[Working data Boundary: Start]

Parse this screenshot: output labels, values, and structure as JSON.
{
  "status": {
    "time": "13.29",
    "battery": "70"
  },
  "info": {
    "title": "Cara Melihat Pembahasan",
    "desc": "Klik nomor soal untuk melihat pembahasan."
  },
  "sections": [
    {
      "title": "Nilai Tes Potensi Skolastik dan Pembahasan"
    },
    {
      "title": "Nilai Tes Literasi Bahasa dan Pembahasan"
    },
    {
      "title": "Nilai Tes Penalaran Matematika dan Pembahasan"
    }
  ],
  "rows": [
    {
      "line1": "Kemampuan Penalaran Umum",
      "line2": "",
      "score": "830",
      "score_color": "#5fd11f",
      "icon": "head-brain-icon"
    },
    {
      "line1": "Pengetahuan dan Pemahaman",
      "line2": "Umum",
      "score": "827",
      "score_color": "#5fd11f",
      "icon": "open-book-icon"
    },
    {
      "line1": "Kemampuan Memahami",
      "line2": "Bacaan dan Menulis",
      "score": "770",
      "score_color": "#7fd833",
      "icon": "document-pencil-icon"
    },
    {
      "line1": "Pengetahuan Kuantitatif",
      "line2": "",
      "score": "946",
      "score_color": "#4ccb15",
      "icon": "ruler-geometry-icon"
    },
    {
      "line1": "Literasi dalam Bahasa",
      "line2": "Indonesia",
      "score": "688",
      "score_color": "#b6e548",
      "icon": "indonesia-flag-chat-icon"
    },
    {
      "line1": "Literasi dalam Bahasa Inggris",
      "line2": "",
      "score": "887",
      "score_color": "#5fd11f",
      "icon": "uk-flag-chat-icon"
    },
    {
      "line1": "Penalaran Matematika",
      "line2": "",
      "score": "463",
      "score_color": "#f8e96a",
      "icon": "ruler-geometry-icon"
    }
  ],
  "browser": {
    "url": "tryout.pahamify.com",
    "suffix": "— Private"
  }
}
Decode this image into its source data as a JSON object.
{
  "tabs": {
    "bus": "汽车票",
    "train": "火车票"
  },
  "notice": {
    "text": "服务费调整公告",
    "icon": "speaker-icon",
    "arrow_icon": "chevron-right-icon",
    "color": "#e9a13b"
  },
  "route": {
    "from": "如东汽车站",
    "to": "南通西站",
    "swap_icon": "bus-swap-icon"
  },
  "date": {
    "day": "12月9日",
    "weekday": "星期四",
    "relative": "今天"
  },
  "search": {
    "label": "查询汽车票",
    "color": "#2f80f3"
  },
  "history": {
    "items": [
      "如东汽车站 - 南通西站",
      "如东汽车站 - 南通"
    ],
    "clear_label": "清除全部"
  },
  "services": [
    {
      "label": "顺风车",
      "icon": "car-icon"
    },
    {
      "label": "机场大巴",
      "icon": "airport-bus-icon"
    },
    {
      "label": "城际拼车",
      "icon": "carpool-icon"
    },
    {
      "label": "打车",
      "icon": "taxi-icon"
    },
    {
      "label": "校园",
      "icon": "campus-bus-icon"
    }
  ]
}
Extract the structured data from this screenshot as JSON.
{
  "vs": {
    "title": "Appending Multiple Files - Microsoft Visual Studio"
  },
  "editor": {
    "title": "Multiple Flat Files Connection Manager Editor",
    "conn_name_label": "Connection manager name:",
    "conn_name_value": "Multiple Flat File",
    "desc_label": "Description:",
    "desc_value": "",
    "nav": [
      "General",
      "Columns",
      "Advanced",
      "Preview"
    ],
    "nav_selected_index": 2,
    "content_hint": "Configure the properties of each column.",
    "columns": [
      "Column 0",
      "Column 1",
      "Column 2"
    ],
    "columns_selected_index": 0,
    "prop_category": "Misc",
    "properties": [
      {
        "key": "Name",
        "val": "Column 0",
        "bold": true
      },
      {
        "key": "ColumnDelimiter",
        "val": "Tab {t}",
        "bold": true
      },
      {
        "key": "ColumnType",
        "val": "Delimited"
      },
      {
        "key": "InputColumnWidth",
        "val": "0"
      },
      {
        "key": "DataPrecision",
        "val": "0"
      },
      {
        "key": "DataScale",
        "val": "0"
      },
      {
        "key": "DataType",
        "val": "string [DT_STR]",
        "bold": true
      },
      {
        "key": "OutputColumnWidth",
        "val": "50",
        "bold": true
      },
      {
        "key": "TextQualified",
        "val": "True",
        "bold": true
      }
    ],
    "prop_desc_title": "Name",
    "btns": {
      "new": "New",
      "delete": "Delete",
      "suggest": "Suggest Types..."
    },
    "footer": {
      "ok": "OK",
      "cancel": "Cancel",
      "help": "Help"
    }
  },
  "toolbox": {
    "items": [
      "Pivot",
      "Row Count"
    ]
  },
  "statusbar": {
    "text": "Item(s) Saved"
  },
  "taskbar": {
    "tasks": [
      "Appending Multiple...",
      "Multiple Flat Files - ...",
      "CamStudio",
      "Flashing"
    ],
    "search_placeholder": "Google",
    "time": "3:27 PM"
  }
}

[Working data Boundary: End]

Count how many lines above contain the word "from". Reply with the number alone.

#### [Task answer]
2